Following the school board meeting, Rekart said one of the reasons that he voted in favor of the contract with Cenergistic is that it has the advantage of having “someone on site to teach, monitor and adjust behaviors, so that real savings can be realized.” As for contacting the police, Rekart said that “the board’s ability to conduct its remaining business was threatened.”
When asked about his policy regarding public input, Rekart replied that he had made the decision to limit public input to the beginning of meetings, based on “public input” that he’d received. “I believe it is more considerate of the public to have a set time during the first hour of the meeting for comments on items, rather than making taxpayers wait to see if or when their topic is covered.” As for the most recent meeting, Rekart said, “Any taxpayer could have spoken about the energy proposal during the public comment portion, but nobody did.” Rekart said he has no plan to change the public comment policy, but, “if the will of the board is to modify the policy, then there is a process for that.”

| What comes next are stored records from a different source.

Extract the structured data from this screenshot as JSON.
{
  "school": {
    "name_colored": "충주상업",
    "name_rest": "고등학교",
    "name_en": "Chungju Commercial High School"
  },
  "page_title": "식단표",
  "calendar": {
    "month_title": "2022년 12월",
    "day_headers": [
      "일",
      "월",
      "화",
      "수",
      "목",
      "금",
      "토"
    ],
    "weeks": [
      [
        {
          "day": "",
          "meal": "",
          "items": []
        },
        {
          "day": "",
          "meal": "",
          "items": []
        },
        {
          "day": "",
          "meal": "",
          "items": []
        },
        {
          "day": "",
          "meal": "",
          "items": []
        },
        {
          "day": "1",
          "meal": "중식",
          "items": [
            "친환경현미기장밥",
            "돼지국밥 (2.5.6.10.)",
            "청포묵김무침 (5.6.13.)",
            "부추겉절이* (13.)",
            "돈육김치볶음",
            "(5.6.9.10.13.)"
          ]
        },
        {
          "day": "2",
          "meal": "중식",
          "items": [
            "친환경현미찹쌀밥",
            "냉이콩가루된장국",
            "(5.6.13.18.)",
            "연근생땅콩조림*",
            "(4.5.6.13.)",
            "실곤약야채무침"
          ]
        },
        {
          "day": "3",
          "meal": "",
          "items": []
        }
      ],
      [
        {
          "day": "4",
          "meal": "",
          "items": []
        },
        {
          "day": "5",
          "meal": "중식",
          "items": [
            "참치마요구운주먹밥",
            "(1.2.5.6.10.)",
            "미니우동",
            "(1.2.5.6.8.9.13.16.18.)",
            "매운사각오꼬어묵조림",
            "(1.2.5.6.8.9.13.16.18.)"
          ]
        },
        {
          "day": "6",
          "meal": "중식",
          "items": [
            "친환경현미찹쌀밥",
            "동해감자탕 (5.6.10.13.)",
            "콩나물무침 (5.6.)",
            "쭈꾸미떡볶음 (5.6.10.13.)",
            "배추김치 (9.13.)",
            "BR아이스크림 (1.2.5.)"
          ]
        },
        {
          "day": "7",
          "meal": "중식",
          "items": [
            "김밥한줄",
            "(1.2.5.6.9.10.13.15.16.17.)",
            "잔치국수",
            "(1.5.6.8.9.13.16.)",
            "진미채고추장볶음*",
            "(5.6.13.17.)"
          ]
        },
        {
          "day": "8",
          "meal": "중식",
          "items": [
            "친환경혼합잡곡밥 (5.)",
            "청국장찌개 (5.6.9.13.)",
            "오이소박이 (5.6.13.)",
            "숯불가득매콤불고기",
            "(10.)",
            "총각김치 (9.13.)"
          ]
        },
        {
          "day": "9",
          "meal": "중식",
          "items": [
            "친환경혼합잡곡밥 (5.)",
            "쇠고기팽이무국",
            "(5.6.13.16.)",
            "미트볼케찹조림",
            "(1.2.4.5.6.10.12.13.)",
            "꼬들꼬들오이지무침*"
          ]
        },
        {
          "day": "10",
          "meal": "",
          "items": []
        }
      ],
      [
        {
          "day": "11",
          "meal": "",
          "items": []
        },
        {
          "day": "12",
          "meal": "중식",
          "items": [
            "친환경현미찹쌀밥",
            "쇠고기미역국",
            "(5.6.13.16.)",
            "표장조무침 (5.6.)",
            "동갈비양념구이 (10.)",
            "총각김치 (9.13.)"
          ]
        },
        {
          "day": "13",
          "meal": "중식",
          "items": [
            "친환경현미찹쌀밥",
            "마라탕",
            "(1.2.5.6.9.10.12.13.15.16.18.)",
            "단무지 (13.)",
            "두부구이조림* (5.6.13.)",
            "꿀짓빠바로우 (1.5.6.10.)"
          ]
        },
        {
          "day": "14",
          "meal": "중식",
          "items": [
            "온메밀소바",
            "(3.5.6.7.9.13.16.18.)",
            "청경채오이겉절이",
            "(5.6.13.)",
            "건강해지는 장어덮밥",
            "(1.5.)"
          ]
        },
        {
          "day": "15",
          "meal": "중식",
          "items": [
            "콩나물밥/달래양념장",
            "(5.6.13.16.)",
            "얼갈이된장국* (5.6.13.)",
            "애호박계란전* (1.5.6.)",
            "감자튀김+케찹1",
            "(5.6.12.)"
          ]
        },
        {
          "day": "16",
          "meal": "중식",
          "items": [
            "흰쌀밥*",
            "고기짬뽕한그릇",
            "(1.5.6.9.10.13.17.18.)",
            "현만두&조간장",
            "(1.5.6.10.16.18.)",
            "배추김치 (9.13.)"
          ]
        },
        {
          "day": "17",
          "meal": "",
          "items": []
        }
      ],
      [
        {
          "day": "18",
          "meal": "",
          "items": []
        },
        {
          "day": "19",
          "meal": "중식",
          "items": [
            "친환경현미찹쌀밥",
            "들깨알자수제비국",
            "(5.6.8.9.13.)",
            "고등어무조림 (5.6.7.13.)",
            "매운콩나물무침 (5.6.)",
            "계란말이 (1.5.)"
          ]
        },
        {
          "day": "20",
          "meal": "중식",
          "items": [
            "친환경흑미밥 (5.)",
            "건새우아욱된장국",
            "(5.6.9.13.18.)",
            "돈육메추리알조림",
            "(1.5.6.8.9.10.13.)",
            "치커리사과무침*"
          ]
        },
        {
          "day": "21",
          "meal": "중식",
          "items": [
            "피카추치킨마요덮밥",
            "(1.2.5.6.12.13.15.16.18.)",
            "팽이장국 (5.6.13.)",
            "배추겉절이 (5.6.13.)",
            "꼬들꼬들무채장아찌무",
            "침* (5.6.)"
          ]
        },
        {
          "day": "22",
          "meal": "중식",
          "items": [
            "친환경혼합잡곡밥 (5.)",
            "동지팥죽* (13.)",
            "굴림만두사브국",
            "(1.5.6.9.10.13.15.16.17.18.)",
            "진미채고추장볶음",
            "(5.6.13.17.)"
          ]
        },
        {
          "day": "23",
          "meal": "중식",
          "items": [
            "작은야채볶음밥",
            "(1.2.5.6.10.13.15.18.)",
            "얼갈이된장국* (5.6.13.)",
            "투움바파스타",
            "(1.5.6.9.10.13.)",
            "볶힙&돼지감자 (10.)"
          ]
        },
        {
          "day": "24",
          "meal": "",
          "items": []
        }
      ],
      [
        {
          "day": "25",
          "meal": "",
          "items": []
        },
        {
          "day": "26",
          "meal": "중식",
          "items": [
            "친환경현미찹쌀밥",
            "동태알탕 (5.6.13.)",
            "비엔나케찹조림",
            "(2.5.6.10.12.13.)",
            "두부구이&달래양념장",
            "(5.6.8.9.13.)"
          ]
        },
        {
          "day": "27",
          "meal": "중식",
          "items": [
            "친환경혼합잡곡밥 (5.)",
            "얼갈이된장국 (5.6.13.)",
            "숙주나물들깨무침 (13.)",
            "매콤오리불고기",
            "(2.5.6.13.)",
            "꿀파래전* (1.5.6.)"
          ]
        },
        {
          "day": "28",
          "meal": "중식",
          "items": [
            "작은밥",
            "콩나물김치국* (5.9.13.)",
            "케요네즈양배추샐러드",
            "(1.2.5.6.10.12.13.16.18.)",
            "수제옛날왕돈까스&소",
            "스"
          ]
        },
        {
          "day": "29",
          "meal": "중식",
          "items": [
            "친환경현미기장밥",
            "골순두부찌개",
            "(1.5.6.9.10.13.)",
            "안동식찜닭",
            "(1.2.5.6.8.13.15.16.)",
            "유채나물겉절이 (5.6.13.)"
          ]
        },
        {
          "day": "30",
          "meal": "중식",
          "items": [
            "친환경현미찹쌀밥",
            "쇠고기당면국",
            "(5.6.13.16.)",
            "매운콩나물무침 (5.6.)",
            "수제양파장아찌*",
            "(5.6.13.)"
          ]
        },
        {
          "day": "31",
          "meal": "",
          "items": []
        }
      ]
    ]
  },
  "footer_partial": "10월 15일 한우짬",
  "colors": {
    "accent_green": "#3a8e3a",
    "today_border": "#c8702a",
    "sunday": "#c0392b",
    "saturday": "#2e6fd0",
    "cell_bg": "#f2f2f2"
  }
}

What is now called Cenergistic has been in business for nearly 30 years, but until two years ago it was known as Energy Education, Inc. The company’s website states that the name was changed due to its expansion to working with facilities other than those involved in education. During that time, they amassed 1,367 clients.
The day after the school board meeting, Eyring said he took an unpaid day off from his job to do some follow-up investigation regarding Cenergistic. During his research, Eyring uncovered an advisory from the Office of the Inspector General in Massachusetts, cautioning school districts to “perform due diligence before conducting the procurement” of services such as those provided by Energy Education, Inc. (Cenergistic). “Public utilities, state agencies and others offer free energy consulting services,” the advisory reads. “Remember, contracts paid for through energy savings are not free or no cost.” The inspector general’s advisory was based on a review of nearly 20 contracts that school districts have had with Energy Education, Inc.; “an energy consulting firm that claims to achieve energy cost savings through education and behavior modification.”
Eyring also discovered several newspaper articles relating to school districts that have been dissatisfied with the services and eventual costs charged by Energy Education, Inc. (Cenergistic). A school district in Beacon Falls, Conn., was so unhappy with the results that it finally bought out of the final year of the contract at a cost of $178,200. A school district in Oak Brook, Ill., incurred $588,600 in expenses as the result of the agreement with Cenergistic, while only realizing about $395,000 in energy savings. “These savings could have happened without Cenergistic’s involvement,” one school official was quoted as saying.
Additional information obtained by Eyring involves a school district in Lakeland, Fla., where a top administrator was discovered to have taken $70,000 in “gifts and other perks” from Energy Education, Inc., about five years ago, prior to the company’s name change. The incident was investigated as a violation of state ethics rules and, subsequently, referred to the Federal Bureau of Investigation in regard to corrupt practices.
Based on the information provided by Cenergistic, during the Jan. 6 school board meeting, the company will get underway with its energy survey of the school district on Feb. 1. “We’ll work within the current structure,” the company’s representative said. “We’ll start where the school district is now.”